I grew up Catholic. I was baptized in Chicago, I attended St. Rita Grammar School and then St. Rita High School on the Southwest Side of Chicago. I rediscovered my faith in a strong way during college when I started to serve as a church musician at St. Symphorosa Parish. There was a while when I explored other religions or modes of spirituality including Buddhism, Taoism, various nature-based and Native American spiritual views, and maybe even agnosticism for a bit. Since 2000, the year my wife and I were married in the court and then in the Church, we’ve raised our family Catholic.

In the last three weeks after the Easter Season, the Church observes three mysteries – Pentecost, Trinity Sunday, and Corpus Christi – where we reflect on concepts that are not understandable by mortals.

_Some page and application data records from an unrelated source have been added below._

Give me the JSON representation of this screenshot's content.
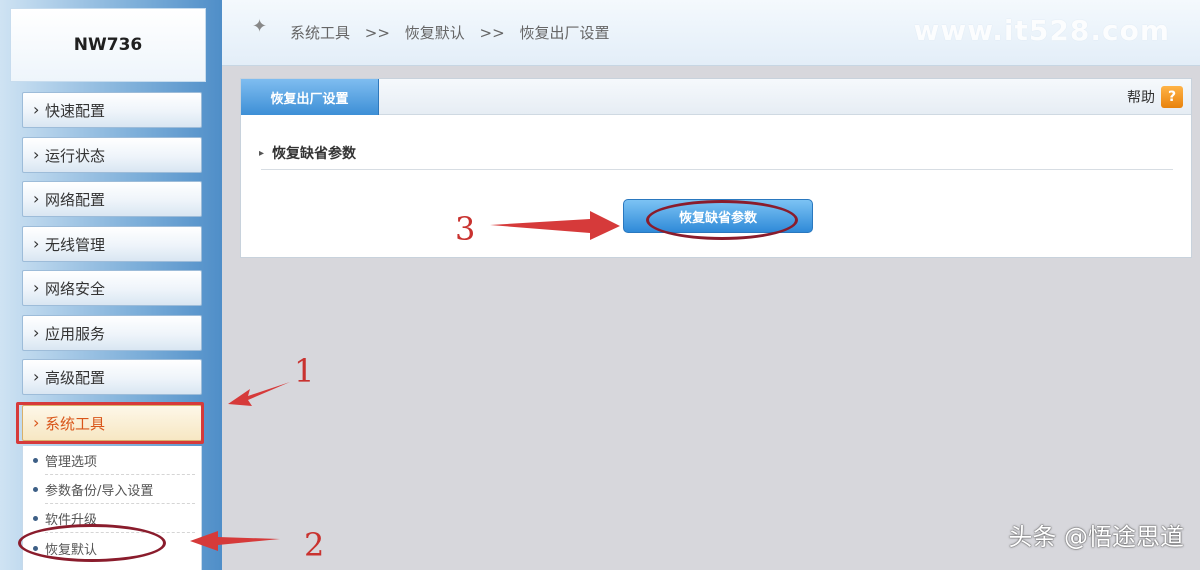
{
  "sidebar": {
    "brand": "NW736",
    "items": [
      {
        "label": "快速配置"
      },
      {
        "label": "运行状态"
      },
      {
        "label": "网络配置"
      },
      {
        "label": "无线管理"
      },
      {
        "label": "网络安全"
      },
      {
        "label": "应用服务"
      },
      {
        "label": "高级配置"
      },
      {
        "label": "系统工具"
      }
    ],
    "subitems": [
      {
        "label": "管理选项"
      },
      {
        "label": "参数备份/导入设置"
      },
      {
        "label": "软件升级"
      },
      {
        "label": "恢复默认"
      }
    ]
  },
  "header": {
    "breadcrumb": [
      "系统工具",
      ">>",
      "恢复默认",
      ">>",
      "恢复出厂设置"
    ],
    "watermark": "www.it528.com"
  },
  "panel": {
    "tab_label": "恢复出厂设置",
    "help_label": "帮助",
    "help_icon": "?",
    "section_title": "恢复缺省参数",
    "restore_button": "恢复缺省参数"
  },
  "annotations": {
    "step1": "1",
    "step2": "2",
    "step3": "3",
    "arrow_color": "#d63a3a"
  },
  "footer_watermark": "头条 @悟途思道"
}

Of these feasts, Pentecost has a profound effect on me. During Pentecost, we remember that the Holy Spirit descended upon the Twelve Apostles in the form of “tongues, as of fire” who began spreading the Word of God and being understood by each person in his or her own language. Pope Francis in 2017 explained the Spirit as creating both diversity and unity and, in the way, creates the “Universal Church.”

In this story, I see a message of vocation – the Spirit moving people, calling them to action to use their gifts to help others. This time of year makes me reflect on what I’m called to do and to take stock in the gifts I’ve received. 

During Confirmation (I had mine in eighth grade, but all three of our kids were confirmed in more recent years), we are reminded that the Holy Spirit provides seven gifts

  1. Wisdom
  2. Understanding
  3. Counsel
  4. Fortitude
  5. Knowledge
  6. Fear of the Lord
  7. Piety

These gifts certainly in our daily personal lives and interpersonal relationships can help us to live a better life. But, it seems to me that, from an I-O Psychology perspective, there are business applications to our vocational careers.

Business Applications of these Gifts

When we look at selection processes, job analysis, employee attitudes, motivations, and worker satisfaction in Industrial-Organizational Psychology, we often look at things in the context of KSAOs (Knowledge, Skills, Abilities, and other characteristics) which are pertinent to success in a role one plays within a company.

Wisdom allows us to make good decisions. We discern given inputs of data, feelings, and “that little voice inside us” to make the right choice.

Understanding allows us to think clearly, to empathize, and to internalize the important factors into the “why” of things.

Counsel allows us to provide good advice. When working within team environments, being able to count on each others’ counsel and inputs aids in providing quality. Managers leverage this gift to help shape outcomes through the people the supervise.

Fortitude is the “grit” we require to be resilient enough to “right the ship” when things to awry.

Knowledge allows us to acquire and master the facts and information we receive which can be translated through Understanding and Wisdom to provide Counsel and good work.

Piety grounds us, makes us humble, and allows us to serve others based on the other gifts and our own self mastery.

Fear of the Lord is an interesting concept which may not make itself present in today’s workplace. Different people have different religious beliefs, different modes of spirituality, and different forms of expression of their faith. Many are offended by religion entering the workplace (which I find funny since my wife and I have been watching “God’s Favorite Idiot” on Netflix recently. This is certainly part of the aforementioned diversity in our world. However, a very common business concept which ties in to this gift is that of ethics. Companies have an ethics policy, and trade associations and certifying bodies have codes of ethics by which practitioners are bound. These are often grounded in Judeo-Christian beliefs and values. If we don’t wish to acknowledge an awe of God, perhaps it might be too an awe of the beings made in God’s image and likeness and the mutual respect we should have for each other demonstrated by moral and ethical interactions with each other.

My hope is that this blog didn’t come across “preachy” or “holier-than-thou”; this time of year and the readings and homilies of the time make me try to tie my spiritual understanding to how I operate. I just thought I’d share some thoughts.